The market is now expecting the big Aussie banks to hold their net interest margins flat in the first half of 2013 - a remarkable achievement against a backdrop of a decline of about 10 basis points a year and the turmoil of recent years.
In other words, the banks have been able to use their market power in the domestic market to pass on some of the pain. They have held back rate cuts, toned down mortgage discounting and upped margins for the perennial whipping boy - the SME (small and medium-sized businesses) sector.
All the funding indicators are going the right way for the big banks. None of this is to suggest that banking stocks are cheap - only to justify the 30 per cent rise in banking stocks over the past eight months.

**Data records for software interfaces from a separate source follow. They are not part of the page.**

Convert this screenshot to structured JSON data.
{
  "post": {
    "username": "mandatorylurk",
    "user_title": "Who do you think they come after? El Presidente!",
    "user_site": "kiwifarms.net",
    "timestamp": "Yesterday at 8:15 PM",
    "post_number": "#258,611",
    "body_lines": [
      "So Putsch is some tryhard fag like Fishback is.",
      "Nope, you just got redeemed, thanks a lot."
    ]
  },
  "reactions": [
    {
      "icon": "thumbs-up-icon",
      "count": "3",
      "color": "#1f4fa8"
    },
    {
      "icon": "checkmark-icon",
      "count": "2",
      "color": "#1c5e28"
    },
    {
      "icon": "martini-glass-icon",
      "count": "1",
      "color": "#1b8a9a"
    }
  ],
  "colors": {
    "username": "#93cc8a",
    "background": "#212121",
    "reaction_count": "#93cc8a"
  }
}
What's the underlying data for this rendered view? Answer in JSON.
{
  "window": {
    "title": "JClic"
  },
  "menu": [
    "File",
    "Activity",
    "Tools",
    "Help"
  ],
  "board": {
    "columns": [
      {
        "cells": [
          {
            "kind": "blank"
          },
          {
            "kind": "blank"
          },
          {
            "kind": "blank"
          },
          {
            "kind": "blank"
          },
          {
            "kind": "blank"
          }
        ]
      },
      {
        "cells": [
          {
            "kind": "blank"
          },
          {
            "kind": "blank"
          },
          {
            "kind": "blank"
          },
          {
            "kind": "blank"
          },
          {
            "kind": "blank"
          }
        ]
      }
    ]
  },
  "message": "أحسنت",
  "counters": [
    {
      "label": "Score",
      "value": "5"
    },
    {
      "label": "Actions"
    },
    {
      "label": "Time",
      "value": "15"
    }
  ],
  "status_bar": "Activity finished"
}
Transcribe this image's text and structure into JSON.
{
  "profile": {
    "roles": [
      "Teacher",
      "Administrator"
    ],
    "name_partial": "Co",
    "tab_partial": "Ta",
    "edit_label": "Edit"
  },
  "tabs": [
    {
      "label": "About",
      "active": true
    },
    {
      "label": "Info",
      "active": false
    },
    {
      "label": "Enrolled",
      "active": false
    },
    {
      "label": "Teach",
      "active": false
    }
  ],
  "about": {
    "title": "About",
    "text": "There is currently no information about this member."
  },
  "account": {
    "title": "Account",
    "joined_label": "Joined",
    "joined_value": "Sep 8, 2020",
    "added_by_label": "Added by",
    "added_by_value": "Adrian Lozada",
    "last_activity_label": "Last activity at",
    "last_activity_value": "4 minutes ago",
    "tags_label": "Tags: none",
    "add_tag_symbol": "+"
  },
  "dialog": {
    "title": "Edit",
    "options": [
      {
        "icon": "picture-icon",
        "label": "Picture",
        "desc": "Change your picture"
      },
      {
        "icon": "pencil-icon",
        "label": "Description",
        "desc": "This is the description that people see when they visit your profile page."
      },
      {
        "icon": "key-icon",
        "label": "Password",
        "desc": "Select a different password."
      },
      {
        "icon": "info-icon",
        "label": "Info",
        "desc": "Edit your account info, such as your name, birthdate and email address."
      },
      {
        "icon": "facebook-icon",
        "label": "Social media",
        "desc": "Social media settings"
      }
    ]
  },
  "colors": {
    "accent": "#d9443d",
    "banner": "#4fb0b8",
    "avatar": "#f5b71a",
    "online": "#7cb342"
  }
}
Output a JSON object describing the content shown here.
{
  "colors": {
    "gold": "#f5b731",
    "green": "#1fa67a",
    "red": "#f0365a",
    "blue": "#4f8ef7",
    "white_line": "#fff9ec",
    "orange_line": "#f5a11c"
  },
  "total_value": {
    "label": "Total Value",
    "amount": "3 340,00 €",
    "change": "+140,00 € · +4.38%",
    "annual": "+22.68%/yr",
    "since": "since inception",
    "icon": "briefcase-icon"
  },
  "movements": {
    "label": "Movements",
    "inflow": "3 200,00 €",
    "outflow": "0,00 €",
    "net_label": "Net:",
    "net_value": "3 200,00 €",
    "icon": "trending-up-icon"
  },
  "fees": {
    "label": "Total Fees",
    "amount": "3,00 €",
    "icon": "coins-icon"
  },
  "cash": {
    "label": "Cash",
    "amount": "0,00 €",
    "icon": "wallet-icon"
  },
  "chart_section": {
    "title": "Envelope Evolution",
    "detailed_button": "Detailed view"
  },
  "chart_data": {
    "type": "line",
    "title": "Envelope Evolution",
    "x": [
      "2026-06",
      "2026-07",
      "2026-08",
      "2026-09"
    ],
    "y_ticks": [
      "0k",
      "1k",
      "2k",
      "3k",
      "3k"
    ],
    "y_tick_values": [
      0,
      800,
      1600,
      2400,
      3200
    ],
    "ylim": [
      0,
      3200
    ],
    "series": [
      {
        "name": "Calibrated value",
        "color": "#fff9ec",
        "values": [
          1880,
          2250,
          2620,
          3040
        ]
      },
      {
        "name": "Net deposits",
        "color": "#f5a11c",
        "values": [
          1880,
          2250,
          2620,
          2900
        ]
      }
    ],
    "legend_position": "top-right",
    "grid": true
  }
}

It's still important because as long as the big banks can keep raising money offshore, there is a chance Australia's economic dream run can continue.
The easing of offshore credit markets has come just in time.
Equities managers are reporting the first discretionary flows from retail customers. With equity markets back in bull-run mentality, mums and dads are pulling cash out of low-return term deposits to jump back into the stockmarket.
Domestic deposits now make up about 55 per cent of total bank funding, compared with less than 40 per cent before the GFC, but don't expect it to keep rising.
All that sticky deposit funding the banks had built up in the aftermath of the GFC might turn out to be anything but.
Banks are inherently unstable entities if only because they borrow money for shorter durations than they lend.
Despite a higher reliance on deposit funding, Australian banks still have the highest proportion of wholesale funding of comparable foreign countries. This makes them more susceptible than most to a repeat of any global funding crisis.
But for the time being all the signs are good for the once-neglected liability side of Australian bank's balance sheets. And that is good news for the entire Australian economy, including our stockmarket.